Houston’s First Guerilla Gay Bar Goes Badly, But Is It Bar-Owner’s Fault?


If you haven’t heard of the guerrilla gay bar phenomenon, here’s what it is: Take a bunch of gay people, get them out of their usual drinking haunts and have them hang out at a typically “straight” bar. The whole idea is to make politics fun, but there was no joy in Houston this weekend after gays and lesbians stood in the rain waiting to get into midtown’s Union Bar. They’re claiming discrimination, the bar’s owner says there was no room at the inn. Before we reach for the ‘Outrage’ button, consider this.

Your editor has been writing about Guerrilla Gay Bar in its various forms for a few years now and recently was in Charlotte, North Carolina covering that city’s version of the event. Here in Los Angeles, Guerrilla Gay Bar is something of an institution and wildly popular, forcing the events organizers to choose venues that can accommodate the large group. In fact, early on in the event’s run, the same thing happened: GGB L.A. chose a small bar, recently opened and popular, as its venue. Hundreds of gays and lesbians stood outside waiting to get in and the doormen didn’t let them in. The event’s organizers quickly let the folks standing in line know of an alternative venue to go to and everyone moved on. Afterward, they were quick to counter any accusations of discrimination and from then on avoided, small popular venues.

Houston’s midtown bar holds 114 people and as the owner showed in video released of the night, the event was packed. Also, the Houston Guerrilla Gay Bar made a reservation for 50 people and the bar let in that many folks before refusing admission.

This didn’t stop the organizers from sending out a press release, saying:

“Patrons started lining up at about 9:40 p.m. and were told to wait in line and not allowed inside, even as straight-appearing people were waved through. As the line grew and patrons waited in the rain, employees at the door told those who were that they were maintaining a “ratio.” Later, the bar employees simply indicated they had the right to refuse anyone.

“I was shocked to be a victim of that kind of discrimination in a city like Houston in 2009,” said Neal Falgoust, a Houston law student. “I have never experienced anything like that before in my life.”

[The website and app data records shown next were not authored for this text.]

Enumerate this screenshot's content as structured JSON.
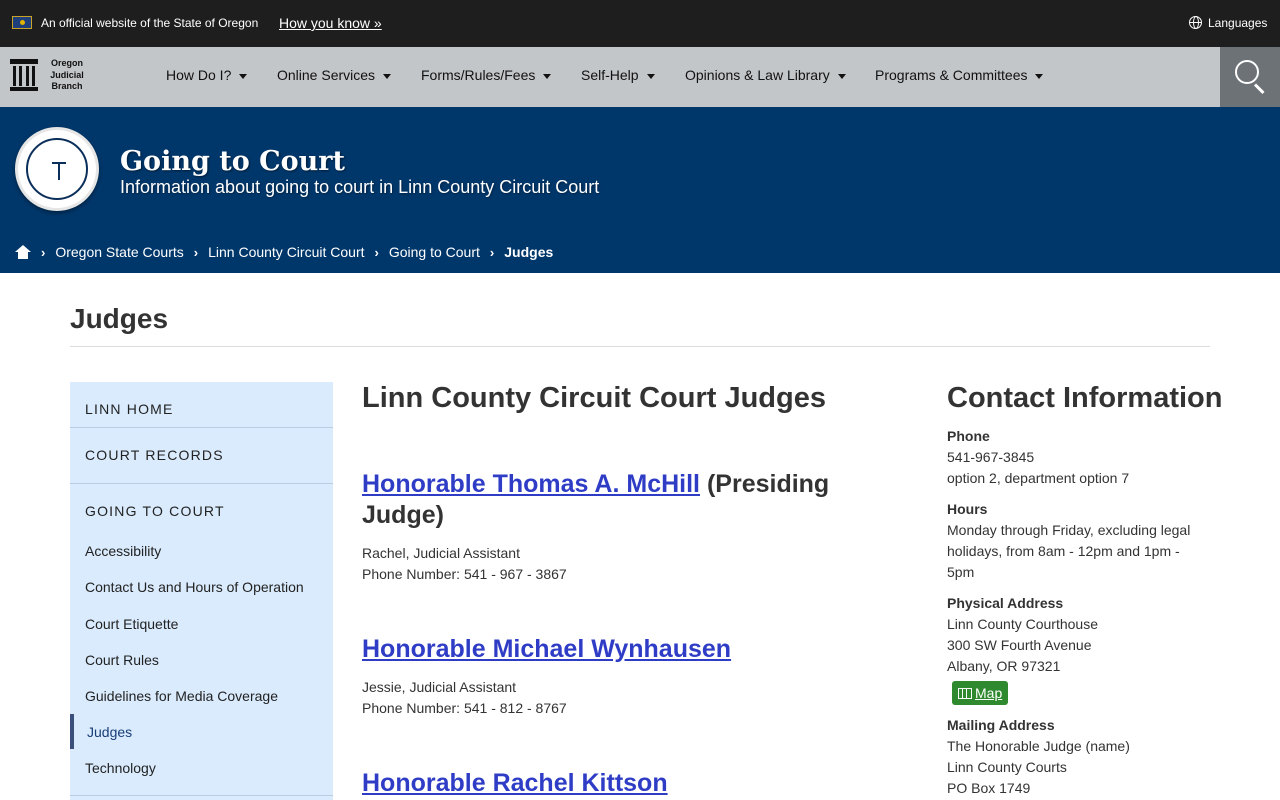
{
  "banner": {
    "official_text": "An official website of the State of Oregon",
    "how_you_know": "How you know »",
    "languages": "Languages"
  },
  "logo": {
    "line1": "Oregon",
    "line2": "Judicial",
    "line3": "Branch"
  },
  "nav": {
    "items": [
      "How Do I?",
      "Online Services",
      "Forms/Rules/Fees",
      "Self-Help",
      "Opinions & Law Library",
      "Programs & Committees"
    ]
  },
  "hero": {
    "title": "Going to Court",
    "subtitle": "Information about going to court in Linn County Circuit Court"
  },
  "breadcrumb": [
    "Oregon State Courts",
    "Linn County Circuit Court",
    "Going to Court",
    "Judges"
  ],
  "page": {
    "title": "Judges"
  },
  "sidebar": {
    "heading1": "LINN HOME",
    "heading2": "COURT RECORDS",
    "heading3": "GOING TO COURT",
    "links": [
      "Accessibility",
      "Contact Us and Hours of Operation",
      "Court Etiquette",
      "Court Rules",
      "Guidelines for Media Coverage",
      "Judges",
      "Technology"
    ]
  },
  "main": {
    "title": "Linn County Circuit Court Judges",
    "judges": [
      {
        "name": "Honorable Thomas A. McHill",
        "suffix": " (Presiding Judge)",
        "assistant": "Rachel, Judicial Assistant",
        "phone": "Phone Number: 541 - 967 - 3867"
      },
      {
        "name": "Honorable Michael Wynhausen",
        "suffix": "",
        "assistant": "Jessie, Judicial Assistant",
        "phone": "Phone Number: 541 - 812 - 8767"
      },
      {
        "name": "Honorable Rachel Kittson",
        "suffix": "",
        "assistant": "",
        "phone": ""
      }
    ]
  },
  "contact": {
    "title": "Contact Information",
    "phone_label": "Phone",
    "phone": "541-967-3845",
    "phone_note": "option 2, department option 7",
    "hours_label": "Hours",
    "hours": "Monday through Friday, excluding legal holidays, from 8am - 12pm and 1pm - 5pm",
    "physical_label": "Physical Address",
    "physical1": "Linn County Courthouse",
    "physical2": "300 SW Fourth Avenue",
    "physical3": "Albany, OR 97321",
    "map": "Map",
    "mailing_label": "Mailing Address",
    "mailing1": "The Honorable Judge (name)",
    "mailing2": "Linn County Courts",
    "mailing3": "PO Box 1749"
  },
  "colors": {
    "banner_bg": "#1e1e1e",
    "nav_bg": "#c3c6c9",
    "hero_bg": "#00376b",
    "sidebar_bg": "#d9ebfd",
    "link": "#2e3cc6",
    "map_button": "#2f8a2f"
  }
}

How to be polite about this? Bars try to get girls in first– doesn’t matter if you’re straight or gay, if you’ve ever been at a popular nightspot, the ladies get in first. We don’t want to deny people their personal feelings of being discriminated against, but, with the owner apologizing for the crowds and explaining that oftentimes the bar is packed from party reservations alone, the reality wasn’t that Union Bar was hating on gays, but rather, there was no room at the inn. As one commenter, who was inside the bar, writes on Yelp:

“There were men, women, gay and straight have a grand time. So Union is after all a GOOD place. Yes I say good because other then the “Someone wipe my ass I can’t get in” or “Ohh that damn bitch didn’t let me in cause im gay” ITS ALL LIES!!! The pictures on channel 11 shows it full of people at 10pm and most are “HELLO” MEN!!!”

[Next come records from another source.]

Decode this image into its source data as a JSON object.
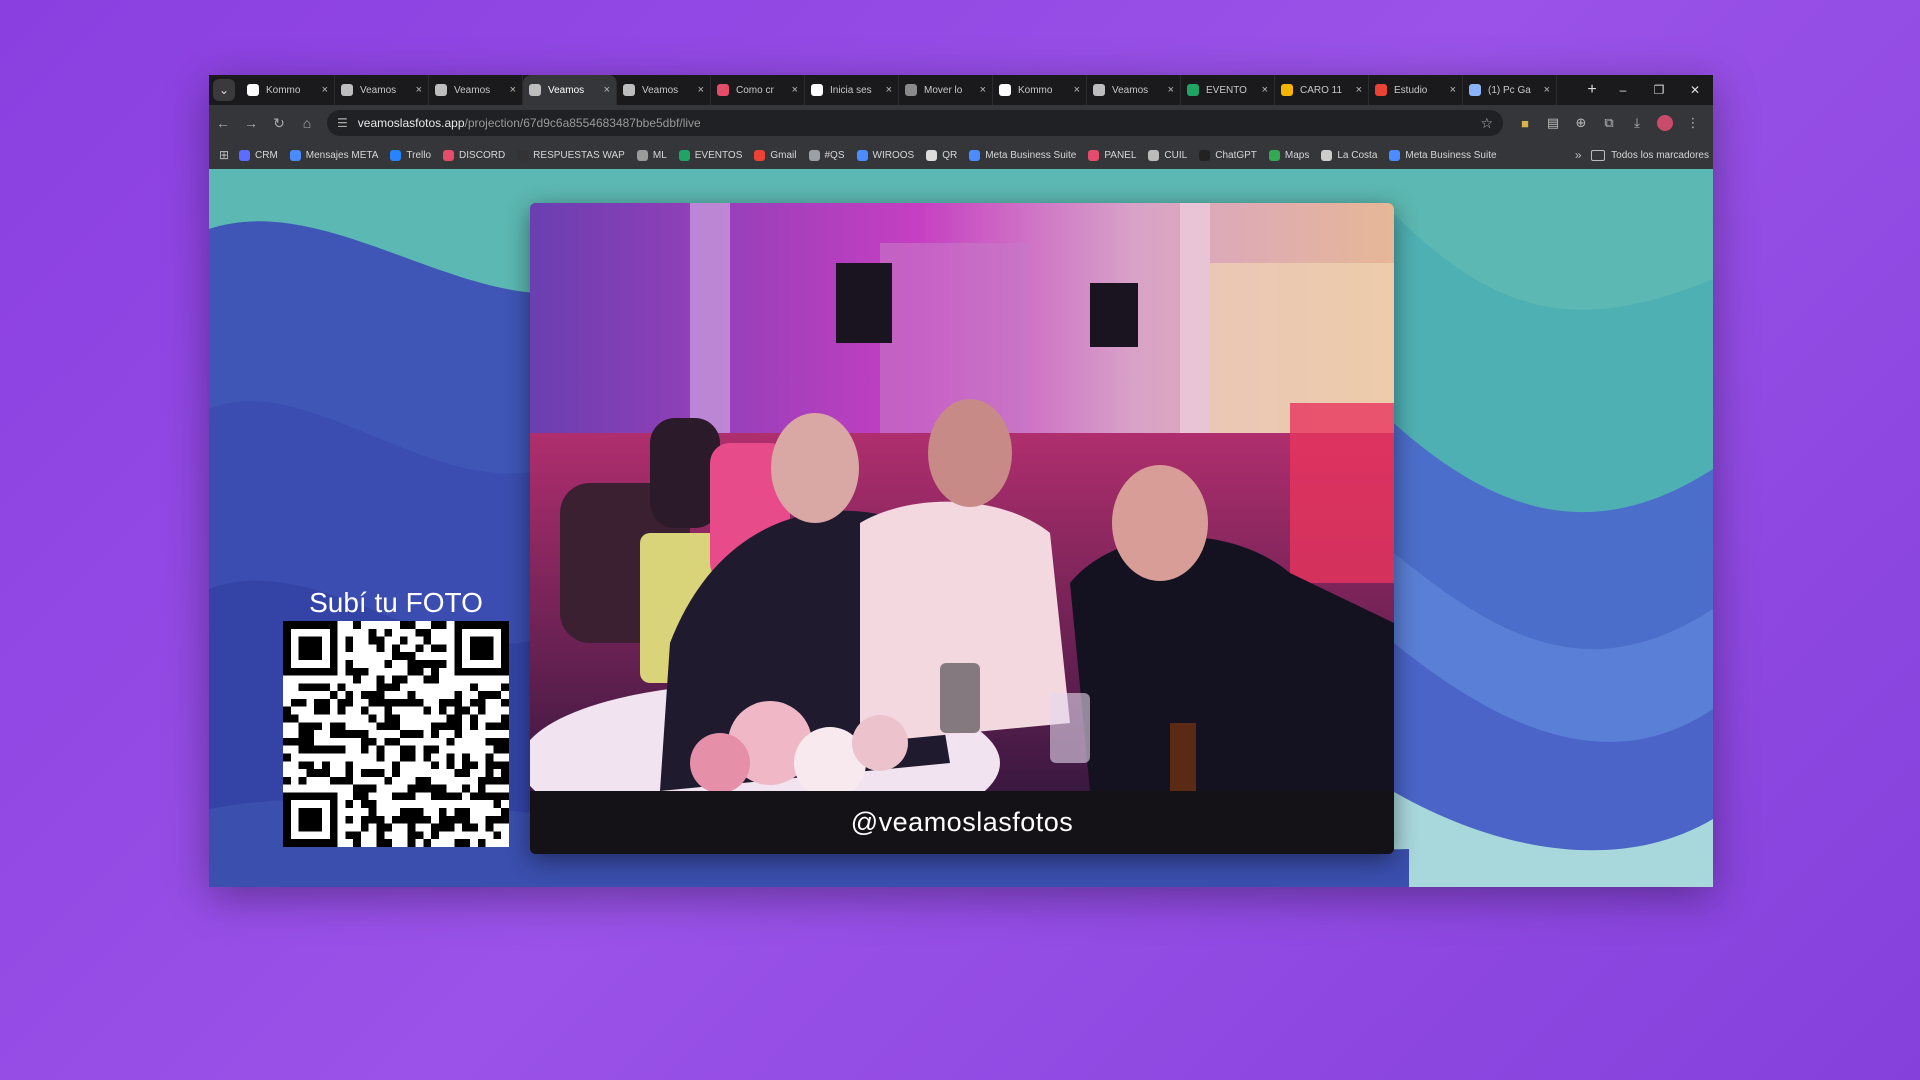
{
  "browser": {
    "tabs": [
      {
        "title": "Kommo",
        "color": "#ffffff",
        "active": false
      },
      {
        "title": "Veamos",
        "color": "#bdbdbd",
        "active": false
      },
      {
        "title": "Veamos",
        "color": "#bdbdbd",
        "active": false
      },
      {
        "title": "Veamos",
        "color": "#bdbdbd",
        "active": true
      },
      {
        "title": "Veamos",
        "color": "#bdbdbd",
        "active": false
      },
      {
        "title": "Como cr",
        "color": "#e44c6a",
        "active": false
      },
      {
        "title": "Inicia ses",
        "color": "#ffffff",
        "active": false
      },
      {
        "title": "Mover lo",
        "color": "#8a8a8a",
        "active": false
      },
      {
        "title": "Kommo",
        "color": "#ffffff",
        "active": false
      },
      {
        "title": "Veamos",
        "color": "#bdbdbd",
        "active": false
      },
      {
        "title": "EVENTO",
        "color": "#1fa463",
        "active": false
      },
      {
        "title": "CARO 11",
        "color": "#f4b400",
        "active": false
      },
      {
        "title": "Estudio",
        "color": "#ea4335",
        "active": false
      },
      {
        "title": "(1) Pc Ga",
        "color": "#8ab4f8",
        "active": false
      }
    ],
    "tab_close_glyph": "×",
    "new_tab_glyph": "+",
    "url_host": "veamoslasfotos.app",
    "url_path": "/projection/67d9c6a8554683487bbe5dbf/live",
    "bookmarks": [
      {
        "label": "CRM",
        "color": "#5b6cff"
      },
      {
        "label": "Mensajes META",
        "color": "#4a8cff"
      },
      {
        "label": "Trello",
        "color": "#2684ff"
      },
      {
        "label": "DISCORD",
        "color": "#e44c6a"
      },
      {
        "label": "RESPUESTAS WAP",
        "color": "#333333"
      },
      {
        "label": "ML",
        "color": "#9a9a9a"
      },
      {
        "label": "EVENTOS",
        "color": "#1fa463"
      },
      {
        "label": "Gmail",
        "color": "#ea4335"
      },
      {
        "label": "#QS",
        "color": "#9aa0a6"
      },
      {
        "label": "WIROOS",
        "color": "#4a8cff"
      },
      {
        "label": "QR",
        "color": "#dddddd"
      },
      {
        "label": "Meta Business Suite",
        "color": "#4a8cff"
      },
      {
        "label": "PANEL",
        "color": "#e44c6a"
      },
      {
        "label": "CUIL",
        "color": "#bbbbbb"
      },
      {
        "label": "ChatGPT",
        "color": "#222222"
      },
      {
        "label": "Maps",
        "color": "#34a853"
      },
      {
        "label": "La Costa",
        "color": "#cccccc"
      },
      {
        "label": "Meta Business Suite",
        "color": "#4a8cff"
      }
    ],
    "all_bookmarks_label": "Todos los marcadores"
  },
  "page": {
    "upload_title": "Subí tu FOTO",
    "caption": "@veamoslasfotos",
    "accent_colors": {
      "wave_dark": "#3d4fb8",
      "wave_mid": "#4a63c9",
      "wave_light": "#5fb3b3"
    }
  }
}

So which is it? Were the gays in Houston discriminated against or were they just trying to fill a space that couldn’t possibly accommodate them?